For me, this theme of the manipulation of popular culture came to head with the melancholy video installation Marilyn (2012). Leaving Danny La Rue feeling as though I had been assaulted on multiple levels, I entered a peaceful space and found myself sitting down. The set-up impersonated the deceased Marilyn Monroe, depicting a séance in a suite at the Waldorf Astoria in New York. The camera took the position of your eyes and scanned the room as Marilyn narrated the scene. The film quietly intensified as the voice of Marilyn repeated itself, becoming more frantic and erratic. In the suite, a machine recreated her handwriting as though possessed, anxiously trying to communicate with the silent audience. The drama of this piece, as the machine and her narration became more frenzied in pace, came to a dramatic climax as the camera panned out to reveal that this scene was nothing more than a elaborate set — constructed, manipulated and designed to fool the eyes. The projection gradually flooded with light to reveal a snowdrift sitting frozen behind the projection (main picture). Was this Parreno’s comment on culture as a contrived form, how we are all deceived on a daily basis and may not even notice?
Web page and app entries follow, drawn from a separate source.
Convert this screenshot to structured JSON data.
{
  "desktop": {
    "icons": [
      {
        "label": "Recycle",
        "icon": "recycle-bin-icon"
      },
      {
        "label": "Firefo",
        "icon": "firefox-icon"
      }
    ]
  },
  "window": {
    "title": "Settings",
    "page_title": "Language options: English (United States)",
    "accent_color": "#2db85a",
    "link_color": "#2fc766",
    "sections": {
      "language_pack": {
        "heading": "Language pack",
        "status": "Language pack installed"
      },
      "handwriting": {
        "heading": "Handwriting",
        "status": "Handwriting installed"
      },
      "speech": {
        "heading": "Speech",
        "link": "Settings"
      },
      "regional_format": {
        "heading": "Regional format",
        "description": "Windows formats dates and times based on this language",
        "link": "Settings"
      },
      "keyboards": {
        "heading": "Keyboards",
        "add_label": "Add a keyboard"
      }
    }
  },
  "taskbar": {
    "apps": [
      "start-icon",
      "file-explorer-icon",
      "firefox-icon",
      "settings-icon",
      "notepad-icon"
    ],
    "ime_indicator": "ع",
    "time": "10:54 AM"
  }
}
The artist said in a recent article that he’s “always tried to choreograph attention”; continuing that “this is what art can do – it can focus attention in a place.” Unlike many exhibitions, where the interpretation broadly leads the majority of the audience to form a similar reading of the artworks on show, the lack of any kind of interpretation or signage here meant that each person’s experience was totally unique. Undoubtedly your understanding would vary depending on your mood, art knowledge and current state of mind.

Throughout Anywhere, Anywhere, I found myself assessing my own relationship with autonomy and authority, believing that the manipulation of the space and my experience within it was key to my understanding of the installation as a whole. Parreno has never stated what the intended message of the installation was, and so I will never know if I truly ‘got it’. But I don’t think that matters.

Emma Palmer

More on the exhibition here and on Phillipe Parreno here

The Palais de Toykyo is located between the Eiffel Tower and the Champs-Elysées, open 12 noon to 12 midnight every day except Tuesdays

Posted on 24/01/2014 by thedoublenegative